- **Task inputs**

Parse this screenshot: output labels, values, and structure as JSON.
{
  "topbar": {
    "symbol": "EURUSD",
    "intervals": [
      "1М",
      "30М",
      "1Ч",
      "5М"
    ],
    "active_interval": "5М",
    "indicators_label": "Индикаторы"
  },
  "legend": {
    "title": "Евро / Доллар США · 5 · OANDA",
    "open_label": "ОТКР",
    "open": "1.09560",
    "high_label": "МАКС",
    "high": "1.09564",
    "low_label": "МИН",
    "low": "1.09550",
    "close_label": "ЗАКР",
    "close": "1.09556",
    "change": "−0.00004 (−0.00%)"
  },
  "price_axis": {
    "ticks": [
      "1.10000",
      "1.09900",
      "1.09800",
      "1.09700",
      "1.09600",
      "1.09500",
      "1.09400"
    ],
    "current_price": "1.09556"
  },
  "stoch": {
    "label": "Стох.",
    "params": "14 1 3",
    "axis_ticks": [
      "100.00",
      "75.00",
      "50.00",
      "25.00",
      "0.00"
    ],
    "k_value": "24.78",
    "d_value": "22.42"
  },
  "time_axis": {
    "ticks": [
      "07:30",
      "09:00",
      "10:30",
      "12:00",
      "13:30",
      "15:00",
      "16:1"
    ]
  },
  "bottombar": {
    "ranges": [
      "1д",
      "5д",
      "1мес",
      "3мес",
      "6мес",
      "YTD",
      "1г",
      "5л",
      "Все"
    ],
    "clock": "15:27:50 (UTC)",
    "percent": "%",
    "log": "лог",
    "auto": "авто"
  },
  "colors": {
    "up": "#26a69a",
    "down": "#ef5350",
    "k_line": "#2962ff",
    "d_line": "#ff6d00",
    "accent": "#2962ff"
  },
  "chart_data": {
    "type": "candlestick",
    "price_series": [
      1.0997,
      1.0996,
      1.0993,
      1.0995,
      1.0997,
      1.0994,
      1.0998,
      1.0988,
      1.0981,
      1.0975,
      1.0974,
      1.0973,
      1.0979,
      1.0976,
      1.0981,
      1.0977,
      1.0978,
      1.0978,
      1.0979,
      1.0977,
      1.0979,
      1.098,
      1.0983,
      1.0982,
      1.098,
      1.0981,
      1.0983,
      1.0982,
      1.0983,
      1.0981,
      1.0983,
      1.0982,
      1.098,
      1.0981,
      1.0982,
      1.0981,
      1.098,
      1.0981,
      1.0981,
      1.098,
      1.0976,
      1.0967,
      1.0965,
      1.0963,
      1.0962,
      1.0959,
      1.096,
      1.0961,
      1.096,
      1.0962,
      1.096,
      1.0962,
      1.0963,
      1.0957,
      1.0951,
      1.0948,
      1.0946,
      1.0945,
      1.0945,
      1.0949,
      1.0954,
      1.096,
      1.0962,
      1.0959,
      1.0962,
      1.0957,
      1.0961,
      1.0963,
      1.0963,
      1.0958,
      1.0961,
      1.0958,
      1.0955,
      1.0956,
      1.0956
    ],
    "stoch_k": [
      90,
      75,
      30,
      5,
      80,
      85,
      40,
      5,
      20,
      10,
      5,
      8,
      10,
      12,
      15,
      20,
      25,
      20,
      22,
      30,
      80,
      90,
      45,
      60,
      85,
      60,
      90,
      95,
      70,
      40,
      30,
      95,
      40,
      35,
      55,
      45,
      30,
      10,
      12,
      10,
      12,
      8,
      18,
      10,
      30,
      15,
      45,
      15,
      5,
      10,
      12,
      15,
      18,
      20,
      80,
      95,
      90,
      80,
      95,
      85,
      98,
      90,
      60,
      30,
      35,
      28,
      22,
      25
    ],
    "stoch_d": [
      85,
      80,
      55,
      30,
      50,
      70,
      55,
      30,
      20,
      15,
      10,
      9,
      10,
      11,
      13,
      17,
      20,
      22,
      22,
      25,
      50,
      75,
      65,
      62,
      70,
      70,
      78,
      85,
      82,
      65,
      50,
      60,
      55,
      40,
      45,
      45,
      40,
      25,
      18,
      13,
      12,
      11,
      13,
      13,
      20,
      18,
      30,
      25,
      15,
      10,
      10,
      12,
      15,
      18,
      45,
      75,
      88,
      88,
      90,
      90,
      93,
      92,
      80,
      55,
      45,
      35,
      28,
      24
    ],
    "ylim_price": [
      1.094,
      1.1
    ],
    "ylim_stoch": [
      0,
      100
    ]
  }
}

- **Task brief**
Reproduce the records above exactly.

- **Solved problem**
Parse this screenshot: output labels, values, and structure as JSON.
{
  "topbar": {
    "symbol": "EURUSD",
    "intervals": [
      "1М",
      "30М",
      "1Ч",
      "5М"
    ],
    "active_interval": "5М",
    "indicators_label": "Индикаторы"
  },
  "legend": {
    "title": "Евро / Доллар США · 5 · OANDA",
    "open_label": "ОТКР",
    "open": "1.09560",
    "high_label": "МАКС",
    "high": "1.09564",
    "low_label": "МИН",
    "low": "1.09550",
    "close_label": "ЗАКР",
    "close": "1.09556",
    "change": "−0.00004 (−0.00%)"
  },
  "price_axis": {
    "ticks": [
      "1.10000",
      "1.09900",
      "1.09800",
      "1.09700",
      "1.09600",
      "1.09500",
      "1.09400"
    ],
    "current_price": "1.09556"
  },
  "stoch": {
    "label": "Стох.",
    "params": "14 1 3",
    "axis_ticks": [
      "100.00",
      "75.00",
      "50.00",
      "25.00",
      "0.00"
    ],
    "k_value": "24.78",
    "d_value": "22.42"
  },
  "time_axis": {
    "ticks": [
      "07:30",
      "09:00",
      "10:30",
      "12:00",
      "13:30",
      "15:00",
      "16:1"
    ]
  },
  "bottombar": {
    "ranges": [
      "1д",
      "5д",
      "1мес",
      "3мес",
      "6мес",
      "YTD",
      "1г",
      "5л",
      "Все"
    ],
    "clock": "15:27:50 (UTC)",
    "percent": "%",
    "log": "лог",
    "auto": "авто"
  },
  "colors": {
    "up": "#26a69a",
    "down": "#ef5350",
    "k_line": "#2962ff",
    "d_line": "#ff6d00",
    "accent": "#2962ff"
  },
  "chart_data": {
    "type": "candlestick",
    "price_series": [
      1.0997,
      1.0996,
      1.0993,
      1.0995,
      1.0997,
      1.0994,
      1.0998,
      1.0988,
      1.0981,
      1.0975,
      1.0974,
      1.0973,
      1.0979,
      1.0976,
      1.0981,
      1.0977,
      1.0978,
      1.0978,
      1.0979,
      1.0977,
      1.0979,
      1.098,
      1.0983,
      1.0982,
      1.098,
      1.0981,
      1.0983,
      1.0982,
      1.0983,
      1.0981,
      1.0983,
      1.0982,
      1.098,
      1.0981,
      1.0982,
      1.0981,
      1.098,
      1.0981,
      1.0981,
      1.098,
      1.0976,
      1.0967,
      1.0965,
      1.0963,
      1.0962,
      1.0959,
      1.096,
      1.0961,
      1.096,
      1.0962,
      1.096,
      1.0962,
      1.0963,
      1.0957,
      1.0951,
      1.0948,
      1.0946,
      1.0945,
      1.0945,
      1.0949,
      1.0954,
      1.096,
      1.0962,
      1.0959,
      1.0962,
      1.0957,
      1.0961,
      1.0963,
      1.0963,
      1.0958,
      1.0961,
      1.0958,
      1.0955,
      1.0956,
      1.0956
    ],
    "stoch_k": [
      90,
      75,
      30,
      5,
      80,
      85,
      40,
      5,
      20,
      10,
      5,
      8,
      10,
      12,
      15,
      20,
      25,
      20,
      22,
      30,
      80,
      90,
      45,
      60,
      85,
      60,
      90,
      95,
      70,
      40,
      30,
      95,
      40,
      35,
      55,
      45,
      30,
      10,
      12,
      10,
      12,
      8,
      18,
      10,
      30,
      15,
      45,
      15,
      5,
      10,
      12,
      15,
      18,
      20,
      80,
      95,
      90,
      80,
      95,
      85,
      98,
      90,
      60,
      30,
      35,
      28,
      22,
      25
    ],
    "stoch_d": [
      85,
      80,
      55,
      30,
      50,
      70,
      55,
      30,
      20,
      15,
      10,
      9,
      10,
      11,
      13,
      17,
      20,
      22,
      22,
      25,
      50,
      75,
      65,
      62,
      70,
      70,
      78,
      85,
      82,
      65,
      50,
      60,
      55,
      40,
      45,
      45,
      40,
      25,
      18,
      13,
      12,
      11,
      13,
      13,
      20,
      18,
      30,
      25,
      15,
      10,
      10,
      12,
      15,
      18,
      45,
      75,
      88,
      88,
      90,
      90,
      93,
      92,
      80,
      55,
      45,
      35,
      28,
      24
    ],
    "ylim_price": [
      1.094,
      1.1
    ],
    "ylim_stoch": [
      0,
      100
    ]
  }
}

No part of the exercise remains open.